木更津飛行場
Kisarazu Hikōjō
Kisarazu air.jpg
IATA: noneICAO: RJTK
Summary
Airport type Military
Operator Japan Ground Self-Defense Force
Location Kisarazu, Japan
Elevation AMSL 10 ft / 3 m
Coordinates 35°23′42″N 139°54′47″E / 35.395°N 139.91306°E / 35.395; 139.91306Coordinates: 35°23′42″N 139°54′47″E / 35.395°N 139.91306°E / 35.395; 139.91306
Website JGSDF 1st Helicopter Brigade
Runways
Direction Length Surface
m ft
02/20 1,830 6,004 Asphalt concrete

Kisarazu Air Field (木更津飛行場 Kisarazu Hikōjō?) (ICAO: RJTK) is a Japanese military air field of the Japan Ground Self-Defense Force.[1] It is also known as JGSDF Camp Kisarazu (木更津駐屯地 Kisarazu Chūtonchi?).

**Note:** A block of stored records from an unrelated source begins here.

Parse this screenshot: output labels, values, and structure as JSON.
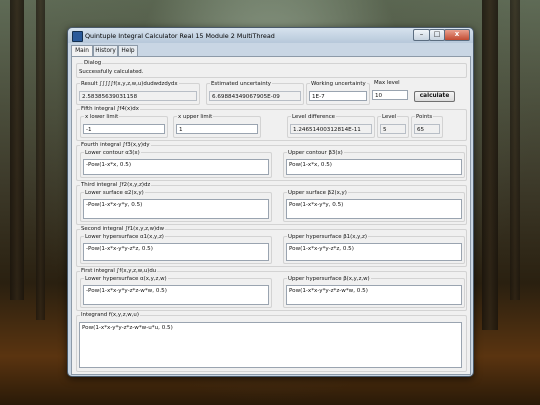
{
  "window": {
    "title": "Quintuple Integral Calculator Real 15 Module 2 MultiThread",
    "controls": {
      "minimize": "–",
      "maximize": "□",
      "close": "x"
    }
  },
  "tabs": [
    "Main",
    "History",
    "Help"
  ],
  "dialog": {
    "label": "Dialog",
    "message": "Successfully calculated."
  },
  "result": {
    "label": "Result ∫∫∫∫∫f(x,y,z,w,u)dudwdzdydx",
    "value": "2.58385639031158"
  },
  "estimated_uncertainty": {
    "label": "Estimated uncertainty",
    "value": "6.69884349067905E-09"
  },
  "working_uncertainty": {
    "label": "Working uncertainty",
    "value": "1E-7"
  },
  "max_level": {
    "label": "Max level",
    "value": "10"
  },
  "calculate_label": "calculate",
  "fifth": {
    "label": "Fifth integral  ∫f4(x)dx",
    "x_lower_label": "x lower limit",
    "x_lower_value": "-1",
    "x_upper_label": "x upper limit",
    "x_upper_value": "1",
    "level_diff_label": "Level difference",
    "level_diff_value": "1.24651400312814E-11",
    "level_label": "Level",
    "level_value": "5",
    "points_label": "Points",
    "points_value": "65"
  },
  "fourth": {
    "label": "Fourth integral  ∫f3(x,y)dy",
    "lower_label": "Lower contour α3(x)",
    "lower_value": "-Pow(1-x*x, 0.5)",
    "upper_label": "Upper contour β3(x)",
    "upper_value": "Pow(1-x*x, 0.5)"
  },
  "third": {
    "label": "Third integral  ∫f2(x,y,z)dz",
    "lower_label": "Lower surface α2(x,y)",
    "lower_value": "-Pow(1-x*x-y*y, 0.5)",
    "upper_label": "Upper surface β2(x,y)",
    "upper_value": "Pow(1-x*x-y*y, 0.5)"
  },
  "second": {
    "label": "Second integral  ∫f1(x,y,z,w)dw",
    "lower_label": "Lower hypersurface α1(x,y,z)",
    "lower_value": "-Pow(1-x*x-y*y-z*z, 0.5)",
    "upper_label": "Upper hypersurface β1(x,y,z)",
    "upper_value": "Pow(1-x*x-y*y-z*z, 0.5)"
  },
  "first": {
    "label": "First integral  ∫f(x,y,z,w,u)du",
    "lower_label": "Lower hypersurface α(x,y,z,w)",
    "lower_value": "-Pow(1-x*x-y*y-z*z-w*w, 0.5)",
    "upper_label": "Upper hypersurface β(x,y,z,w)",
    "upper_value": "Pow(1-x*x-y*y-z*z-w*w, 0.5)"
  },
  "integrand": {
    "label": "Integrand f(x,y,z,w,u)",
    "value": "Pow(1-x*x-y*y-z*z-w*w-u*u, 0.5)"
  }
}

The air field is north northwest of Kisarazu, Chiba Prefecture. Private charter jets also use the airport[2]

Operations[change | change source]

JGSDF Kisarazu is home to the JGSDF 1st Helicopter Brigade. These forces are part of the Central Readiness Force.[3]

The immediate JGSDF response to the 2011 Tōhoku earthquake and tsunami included helicopters from the 1st Helicopter Unit.[4]

After the Fukushima nuclear disaster, helicopters from Kisarazu sprayed seawater from above the plant onto the damaged reactor.[5]

History[change | change source]

Kisarazu Air Field was originally established in 1936 as a base for the Imperial Japanese Navy Air Service in the Yokosuka Naval District.[6]

After the end of World War II, the base was used by the United States Air Force (USAF) as "Kisarazu Air Base".[7]

In 1955, the runway was expanded to multiple jet bomber operational length.[8]

In 1956, control of the base was officially transferred to the Japan Air Self-Defense Force (JASDF). Some USAF units remained.

By the 1960s, the US only used Kisarazu to repair United States Navy jets stationed on aircraft carriers in the Pacific. The US military units at this air field were withdrawn.[9]

In 1968, the JASDF relocated to Iruma Air Base, and Kisarazu was transferred to JGSDF.

Related pages[change | change source]

References[change | change source]

  1. Facilities, Japan Ground Self Defense Force; retrieved 2012-1-23.
  2. Pilot information for Kisarazu Airport; retrieved 2012-1-23.
  3. Organizational Diagram of the Self-Defense Forces; "What is the CRF (Central Readiness Force)?; retrieved 2012-1-23.
  4. Mizokami, Kyle. "Tohoku Earthquake: The SDF and the First 24 Hours," Japan Security Watch. May 30, 2011, citing Hidemichi Katsumata, "Disaster Relief Operations of the JSDF for the Great East Japan Earthquake," Sekai no Kansen (Ships of the World). June 2011; compare "Japan had to show U.S. it took nuclear accident seriously," Asahi Shimbun. May 21, 2011; retrieved 2012-1-24.
  5. Katsumata, Hidemichi. "SDF Constantly on Call for Worst at N-plant," Daily Yomiuri. May 27, 2011; retrieved 2012-1-24.
  6. Pettie, Mark R. (2007). Sunburst: The Rise of Japanese Naval Air Power, 1909-1941, p. 256.
  7. Mikesh, Robert C. (1993). Broken Wings of the Samurai: the Destruction of the Japanese Airforce, p. 97.
  8. Hailey, Foster. "Bases U. S. TO Cut Bases, Tokyo Announces," New York Times. July 21, 1955; retrieved 2012-1-22.
  9. Shabecoff, Philip. "Bases U.S. Will Yield to Japan Termed Marginal," New York Times. December 27, 1968; retreieved 2012-1-24.